There are plenty of content management systems out there, but two immediately come to mind for anyone who’s spent time in website development.
The Silverstripe CMS and WordPress have long battled for website supremacy, and there are plenty of supporters on both sides. We happen to fall into the former camp and have spent many years getting to know Silverstripe like the backs of our hands.
To the team at Newedge, it feels like a constantly reliable, supportive and always improving friend. We can make it do things other web design firms could only dream of and have used its security and power to create the best possible web presences for our customers.
However, we appreciate you might need some convincing. Here’s why Silverstripe beats WordPress into a cocked hat in the ring.
We don’t deal in off-the-shelf website templates, which is why Silverstripe suits us perfectly. The framework on which it’s built can be customised by anyone with the right set of skills (and we have a particular set ourselves), and that means no web project is off the table - no matter how complex it might be.
By comparison, and while WordPress can be customised out of the box to a degree, it tends to rely on plugins if you want to get clever with it. And that ushers in all manner of issues (which we’ll get onto later).
A talented developer can turn Silverstripe into a beautiful website, functional web app or secure internal intranet, and there really isn’t another CMS on the market that’s as flexible.
The plugin issue
This bears revisiting, because it really is a clincher when it comes to the might of the Silverstripe CMS over WordPress.
WordPress has limited inbuilt customisation, unless you want to really get under the hood and risk disturbing its codebase.
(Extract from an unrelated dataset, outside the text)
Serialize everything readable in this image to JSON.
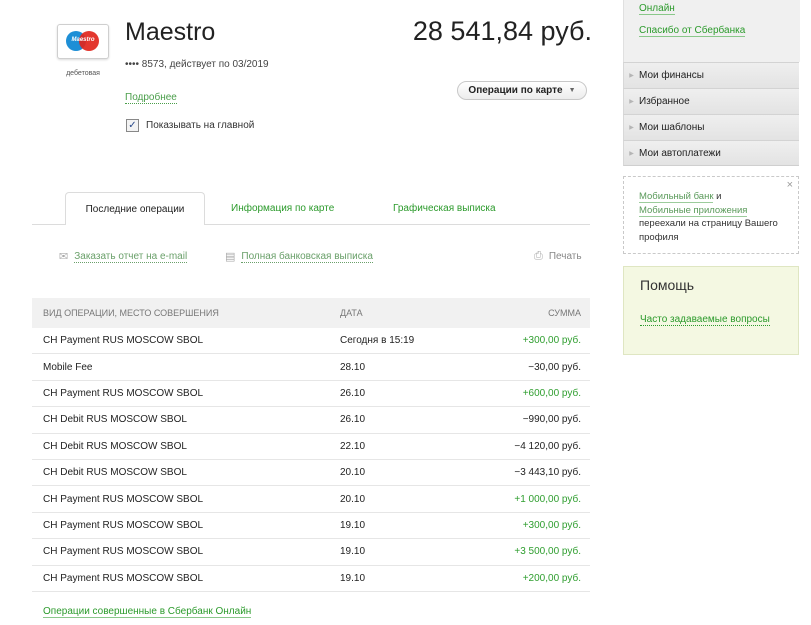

And no one wants to do that.
There are thousands of plugins on the WordPress marketplace to counteract this, but they’re all built by third party developers. Some are fantastic and continually updated, while others are created and then left to fester. The problem? Security and compatibility; one update to the WordPress core system can knock out incompatible plugins or keep those running that are no longer secure.
What’s more, plugins aren’t unique, and if you rely too heavily on them, you’ll end up with a website that is anything but.
Silverstripe doesn’t use plugins. Instead, it’s built in such a way that it can be fully customised by people in the know. This means it can remain secure, compliant and capable of delivering a truly unique web presence.
If you’ve ever used Silverstripe, you’ll know it benefits from an uncluttered interface that’s immediately easy to grasp. WordPress, on the other hand, appears to get more complex with age as the developers heap more tabs, screens and buttons onto an already bulging interface.
Usability in a CMS is vitally important for two reasons:
1) In order to reduce development times and therefore cost, it needs to offer a lightning-fast interface for developers so they can efficiently and safely navigate their way through projects without second guessing the interface or inadvertently falling down rabbit holes.
2) Once the website is built, the business for whom it was created needs to be able to dive in and start adding and adjusting content at will. Minimal training for doing this reduces the costs associated with the website build and means they can get cracking with a user interface that’s brilliantly intuitive.
The addition of a preview mode in Silverstripe makes it far easier to keep an eye on changes as you work, compared to WordPress, which relies on a rather more cumbersome way of previewing progress.
The big one: security
Data privacy and protection is at the foremost of most people’s minds in the digital age, which is why it’s vital you rely on a CMS for your website that puts privacy first.
WordPress is treated to regular updates, but there really is no escaping the plugin issue. Any CMS that introduces third party development just to gain additional functionally is opening a security hole.
Silverstripe doesn’t suffer from this. It’s updated regularly to mitigate against modern cyber-attacks. It’s also in use to a lesser extent than WordPress, which makes it much less of a target for hackers.
The final word
There’s no escaping the fact that WordPress was initially developed as a blogging platform, and at times, it still feels just like that.
For some projects, WordPress is fine, but if you want a scalable, unique, secure website that you can dive into and edit at will with minimal training, the Silverstripe CMS should always be your first port of call.